A move to discontinue a High Court Appeal by a New Zealand group could signpost an opportunity for a new chapter in Manuka’s history in which greater collaboration between the New Zealand and Australian Manuka Honey Industries can flourish.
“This is a win for everyone because it means we can bring a greater focus to working together,” said Beekeeper and Founder of Australia’s Manuka Michael Howes.
“Spending money and time working cooperatively is clearly mutually beneficial to both Australia and New Zealand. We look forward to continuing to build the Australian Manuka Honey industry and we are confident that we can again join forces with New Zealand to bring this powerful medicinal honey to the world.”
The New Zealand Manuka Honey Appellation Society (MHAS) recently discontinued their High Court appeal in the United Kingdom, which means the previous 2021 UK IPO ruling in Australian beekeepers’ favour stands and there is no restraint or trademark on Manuka naming rights.
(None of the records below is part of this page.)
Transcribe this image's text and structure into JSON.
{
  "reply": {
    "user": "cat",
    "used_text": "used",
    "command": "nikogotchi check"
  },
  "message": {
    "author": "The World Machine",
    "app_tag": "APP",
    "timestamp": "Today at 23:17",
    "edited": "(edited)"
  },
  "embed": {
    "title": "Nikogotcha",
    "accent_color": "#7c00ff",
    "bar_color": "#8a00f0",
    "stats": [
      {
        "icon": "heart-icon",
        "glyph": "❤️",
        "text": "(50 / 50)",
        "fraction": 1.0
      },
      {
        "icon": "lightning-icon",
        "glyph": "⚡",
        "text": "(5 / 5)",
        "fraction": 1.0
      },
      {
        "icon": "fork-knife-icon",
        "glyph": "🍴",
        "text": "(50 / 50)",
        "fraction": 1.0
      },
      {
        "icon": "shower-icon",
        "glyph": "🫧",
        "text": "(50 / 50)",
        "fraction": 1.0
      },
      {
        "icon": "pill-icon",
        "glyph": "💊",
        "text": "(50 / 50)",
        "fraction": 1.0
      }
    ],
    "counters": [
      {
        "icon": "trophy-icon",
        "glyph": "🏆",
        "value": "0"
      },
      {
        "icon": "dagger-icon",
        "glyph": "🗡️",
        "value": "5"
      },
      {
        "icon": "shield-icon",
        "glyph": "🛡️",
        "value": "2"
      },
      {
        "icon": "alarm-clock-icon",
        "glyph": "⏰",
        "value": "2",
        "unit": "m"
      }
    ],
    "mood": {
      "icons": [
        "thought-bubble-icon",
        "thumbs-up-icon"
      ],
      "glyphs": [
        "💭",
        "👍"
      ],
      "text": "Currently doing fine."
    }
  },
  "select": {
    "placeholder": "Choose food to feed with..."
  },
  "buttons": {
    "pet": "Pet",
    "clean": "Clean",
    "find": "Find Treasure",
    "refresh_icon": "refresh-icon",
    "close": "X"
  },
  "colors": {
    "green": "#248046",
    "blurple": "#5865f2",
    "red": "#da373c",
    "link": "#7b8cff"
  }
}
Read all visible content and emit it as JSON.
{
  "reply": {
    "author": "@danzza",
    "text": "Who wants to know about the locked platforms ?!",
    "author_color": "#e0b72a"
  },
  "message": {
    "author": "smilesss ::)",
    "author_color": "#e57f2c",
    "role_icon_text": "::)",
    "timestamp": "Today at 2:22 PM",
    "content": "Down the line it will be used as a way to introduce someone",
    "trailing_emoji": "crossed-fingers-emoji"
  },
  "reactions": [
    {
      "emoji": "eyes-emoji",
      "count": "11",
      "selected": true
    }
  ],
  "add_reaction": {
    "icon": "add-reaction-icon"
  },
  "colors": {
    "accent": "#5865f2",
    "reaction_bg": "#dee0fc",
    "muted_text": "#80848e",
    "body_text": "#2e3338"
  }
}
MHAS has also withdrawn their application for the ‘Manuka Honey’ certification mark in the European Union.
This is a significant win for the Australian Manuka honey industry, which is forecast to be worth around $1.27 billion in annual trade by 2027. This result means Australian Manuka honey producers can sell their products in the UK and Europe under the globally recognised ‘Manuka’ name.
There is a growing demand for Manuka honey for consumption and for use in medicinal and wellbeing products. The withdrawal of this appeal means Australian growers now have the legal right to use the word Manuka to label their products. This decision gives Australian Manuka honey producers greater certainty for Manuka honey trade in the UK, Europe and other world markets.
Manuka is an Australian native plant, and the term Manuka honey has long been used in Australia to describe this unique medicinal honey. There are over 80 species of Leptospermum plants, all native to Australia. One of these species, Leptospermum scoparium is widespread and flourishes in southern parts of Australia; it is also found in New Zealand.
Australian and New Zealand scientists have been collaborating and working as a team to discover more about Manuka honey benefits, and how its medicinal properties advance our wellbeing for many years. Bringing this court case to a close enables more collaboration and mutual growth in the industries of both countries.